Of course, Fleshcreep denies them the extension and Jack and Lotte Trottalott have no choice but to resort to milking Daisy the Cow. Daisy does not like to be milked, and who can blame her given the monstrous machine she needs to be strapped into for the process. Of course, the scene results in all three (and the first row of the audience) are soaked in ‘milk’ splashing across the stage in a perfect slosh scene.

After the unsuccessful milking, Jack has no choice but to sell Daisy. On the way to the market, she is inevitably tricked by Fleshcreep exchanging Daisy for three magic beans. A believer in the impossible, Jack places all her hopes in her haul. As is well known; she plants the beans, climbs up the enormous stalk, meets and eventually defeats the giant and his golden-egg laying duck. Order is restored, Fleshcreep has a moral epiphany, and they all live happily ever after.

Remarkably, this panto does not fall into the traps of casual sexism that the genre can be so vulnerable to. When Dame Trottalott presents sexual innuendo, it’s done slyly and not in the usual over-the-top panto style, which deserves a nod. The ‘white knight saves the day’ narrative is cleverly hinted to but ultimately abandoned: the white middle-aged man plucked from the audience is not there to slay the giant but to play the reformed (and shrunken) titan, and it falls to a child to save the cast by cutting down the beanstalk.

The Lyric’s pantomime is magical, but the magic it prompts us to believe in is not in the special effects, though those are brilliantly done. It is in the community of theatre. This begins with the interactions between the audience and the actors, the multiple opportunities for sing-alongs, the throwing of sweets, and well-worn audience call and response gestures, but it extends beyond that. The ensemble is chosen from the Lyric’s youth ensemble, who go to great lengths to keep the energy up throughout the evening, and the profits from the donations go to local youth initiatives within the theatre. There’s a decidedly homegrown and warmly inclusive spirit to this panto, which above all celebrates Hammersmith itself.

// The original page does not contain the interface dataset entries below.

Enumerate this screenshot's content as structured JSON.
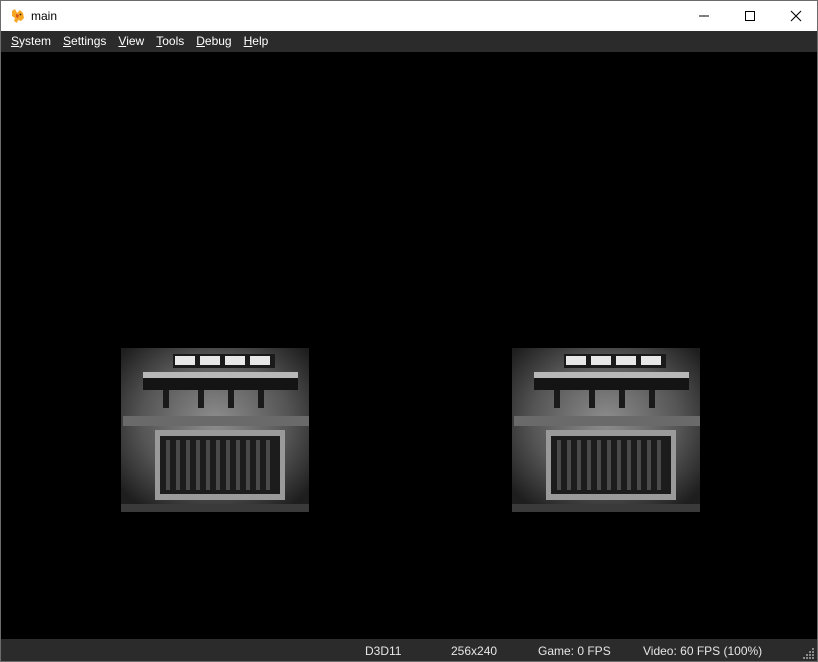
{
  "window": {
    "title": "main",
    "icon": "fox-app-icon",
    "controls": {
      "minimize": "minimize-icon",
      "maximize": "maximize-icon",
      "close": "close-icon"
    }
  },
  "menu": {
    "items": [
      {
        "accel": "S",
        "rest": "ystem"
      },
      {
        "accel": "S",
        "rest": "ettings"
      },
      {
        "accel": "V",
        "rest": "iew"
      },
      {
        "accel": "T",
        "rest": "ools"
      },
      {
        "accel": "D",
        "rest": "ebug"
      },
      {
        "accel": "H",
        "rest": "elp"
      }
    ]
  },
  "statusbar": {
    "renderer": "D3D11",
    "resolution": "256x240",
    "game_fps": "Game: 0 FPS",
    "video_fps": "Video: 60 FPS (100%)"
  },
  "colors": {
    "titlebar_bg": "#ffffff",
    "menubar_bg": "#2b2b2b",
    "viewport_bg": "#000000",
    "statusbar_bg": "#2b2b2b",
    "sprite_metal": "#8a8a8a",
    "app_icon": "#f5a623"
  }
}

Theatrical magic, the production suggests, emerges out of collaboration, and even a panto-novice like me can get behind that.

Breaking the norms of silent spectatorship might be a challenge for the rule-abiding nation of Germany at first, but the overt jokes, the slapstick humor, and the well-known stories might just make panto the export alternative to marmalade and digestive biscuits the Tories have been looking for. After all, it is about time the English reciprocated for the tradition of the Christmas tree.

 

A version of this review has been published at Platform: Journal of Theatre and Performing Art. Platform is a peer-reviewed journal published out of Royal Holloway, University of London and has been devoted to publishing the work of postgraduates, postdoctoral researchers, and entry-level academics in fields related to theatre and the performing arts for 13 years.

This post was written by the author in their personal capacity.The opinions expressed in this article are the author’s own and do not reflect the view of The Theatre Times, their staff or collaborators.